The Most Common Causes of Stress Amongst University Students Are;
- Greater academic demands and changes in learning and teaching methods from second level
- Being on one’s own away from home in a new environment with greater responsibilities and decision-making
- Financial responsibilities
- Exposure to new people, temptations and pressure of ‘fitting in’ with new peers
- Substance abuse may contribute to feelings of anxiety and stress, and decrease coping mechanisms
- Awareness of one’s sexual identity and orientation
- Preparing for life after graduation and future career
It is important that you keep an eye out for common symptoms listed below which may indicate your stress levels are getting too high and need to be managed;
- Memory problems
- Inability to concentrate
- Poor judgement
- Seeing only the negative
- Anxious or racing thoughts
- Constant worrying
- Irritability or short temper
- Sense of fear & panic
- Agitation, inability to rela
- Feeling overwhelmed
- Sense of loneliness and isolation
- Depression or general unhappiness
- Aches and pains
- Diarrhoea or constipation
- Nausea, dizziness
- Chest pain, rapid heartbeat
- Loss of sex drive
- Weakened immune system e.g. frequent colds
- Eating more or less
- Sleeping too much or too little
- Isolating yourself from others
- Procrastinating or neglecting responsibilities
- Using alcohol, cigarettes, or drugs to relax
- Nervous habits (e.g. nail biting, pacing)
Top Stress Management Tips
Short periods of stress are normal and can often be resolved by simply completing a task that needs doing thus reducing your workload or by talking to others and taking time to relax. One or more of the following suggestions might help:
- What in your life is making you anxious? - For example, is it exams, money or relationship problems? Try to resolve your problems and ease the pressure you’re under by talking to a friend, tutor or someone in your family.
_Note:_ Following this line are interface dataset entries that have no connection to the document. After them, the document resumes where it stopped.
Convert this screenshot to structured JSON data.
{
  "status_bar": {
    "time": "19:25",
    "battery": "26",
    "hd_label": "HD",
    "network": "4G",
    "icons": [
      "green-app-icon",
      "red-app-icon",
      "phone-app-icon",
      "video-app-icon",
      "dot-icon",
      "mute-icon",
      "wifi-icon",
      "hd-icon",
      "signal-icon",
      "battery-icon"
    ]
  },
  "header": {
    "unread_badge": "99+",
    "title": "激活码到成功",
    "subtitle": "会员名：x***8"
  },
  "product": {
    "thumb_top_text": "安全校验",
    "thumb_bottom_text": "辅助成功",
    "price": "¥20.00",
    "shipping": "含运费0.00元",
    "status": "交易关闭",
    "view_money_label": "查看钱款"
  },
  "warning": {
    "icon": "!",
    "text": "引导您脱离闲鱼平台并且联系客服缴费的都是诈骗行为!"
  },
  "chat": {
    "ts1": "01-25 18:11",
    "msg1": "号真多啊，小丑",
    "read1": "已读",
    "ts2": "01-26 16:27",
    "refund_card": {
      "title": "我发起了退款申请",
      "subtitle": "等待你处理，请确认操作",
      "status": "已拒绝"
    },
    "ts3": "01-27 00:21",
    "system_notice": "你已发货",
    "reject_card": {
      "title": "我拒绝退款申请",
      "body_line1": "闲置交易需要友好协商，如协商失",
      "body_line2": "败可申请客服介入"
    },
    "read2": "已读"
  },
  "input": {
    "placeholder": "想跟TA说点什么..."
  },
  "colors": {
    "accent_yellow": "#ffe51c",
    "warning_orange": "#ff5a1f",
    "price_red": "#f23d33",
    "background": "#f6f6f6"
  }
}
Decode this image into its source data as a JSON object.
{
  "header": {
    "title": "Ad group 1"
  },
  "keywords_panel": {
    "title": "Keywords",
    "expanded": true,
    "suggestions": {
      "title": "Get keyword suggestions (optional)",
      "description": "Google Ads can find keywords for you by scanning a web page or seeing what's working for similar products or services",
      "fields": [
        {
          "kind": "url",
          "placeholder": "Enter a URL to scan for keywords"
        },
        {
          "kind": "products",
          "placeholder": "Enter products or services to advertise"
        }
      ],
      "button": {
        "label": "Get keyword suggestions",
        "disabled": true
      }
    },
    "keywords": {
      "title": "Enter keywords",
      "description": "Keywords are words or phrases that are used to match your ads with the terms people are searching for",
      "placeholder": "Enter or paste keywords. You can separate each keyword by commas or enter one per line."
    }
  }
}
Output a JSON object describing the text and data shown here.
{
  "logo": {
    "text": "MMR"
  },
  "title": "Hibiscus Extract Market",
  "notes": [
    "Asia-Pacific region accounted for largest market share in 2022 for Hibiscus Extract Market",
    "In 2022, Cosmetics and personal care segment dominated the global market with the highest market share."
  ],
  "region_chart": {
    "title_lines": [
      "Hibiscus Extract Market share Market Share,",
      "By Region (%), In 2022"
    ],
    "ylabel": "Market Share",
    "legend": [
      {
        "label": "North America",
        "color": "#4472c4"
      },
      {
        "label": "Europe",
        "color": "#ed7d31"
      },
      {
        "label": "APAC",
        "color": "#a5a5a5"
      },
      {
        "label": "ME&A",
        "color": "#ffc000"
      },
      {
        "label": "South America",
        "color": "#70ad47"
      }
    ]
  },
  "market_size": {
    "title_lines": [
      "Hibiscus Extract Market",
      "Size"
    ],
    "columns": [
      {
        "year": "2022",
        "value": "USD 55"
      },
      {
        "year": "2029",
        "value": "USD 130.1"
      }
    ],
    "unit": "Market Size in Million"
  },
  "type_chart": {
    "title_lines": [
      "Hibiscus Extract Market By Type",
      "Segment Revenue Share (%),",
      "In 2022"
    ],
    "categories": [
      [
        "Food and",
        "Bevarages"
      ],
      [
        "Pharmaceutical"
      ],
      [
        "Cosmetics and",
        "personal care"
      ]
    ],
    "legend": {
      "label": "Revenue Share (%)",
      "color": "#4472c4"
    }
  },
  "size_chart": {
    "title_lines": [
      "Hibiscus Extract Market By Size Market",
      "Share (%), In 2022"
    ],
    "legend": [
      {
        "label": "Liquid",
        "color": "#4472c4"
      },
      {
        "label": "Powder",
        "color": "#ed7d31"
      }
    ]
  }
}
- Have a healthier lifestyle - Eat well-balanced meals including plenty of fresh fruit and vegetables. Reduce your caffeine and sugar intake which can aggravate insomnia and anxiety, and get at least 7 hours sleep nightly and aim to do at least 20 minutes of aerobic exercise per day.
- Reduce intake of alcohol and drugs - These substances may cause headaches, poor concentration, decrease coping mechanisms, and add to depression.
- Spend time with friends and hobbies – Make sure to set aside regular time for these which can help you to relax.
- Relaxation and breathing exercises - May help you to relax such as meditation, mindfulness techniques yoga or tai chi.
- Get organised - Keep your study notes, living/study space and consequently your mind de-cluttered and organised.
If you find you are overwhelmed by your stress levels don’t struggle alone. Have a chat with a student counsellor in your university or visit your GP. Student counselling services usually have counsellors who specialise in stress and anxiety linked to exams, workload and other student issues. If you have a very busy schedule some universities provide online programs such as SilverCloud Health which you can access at any time to help you cope with stress and anxiety.
How you manage stress is the key to whether or not it develops into a mental health condition. If you learn to recognise the symptoms of stress and develop your own stress management techniques early on this will stand to you during your time at university and help you get the best out of university life.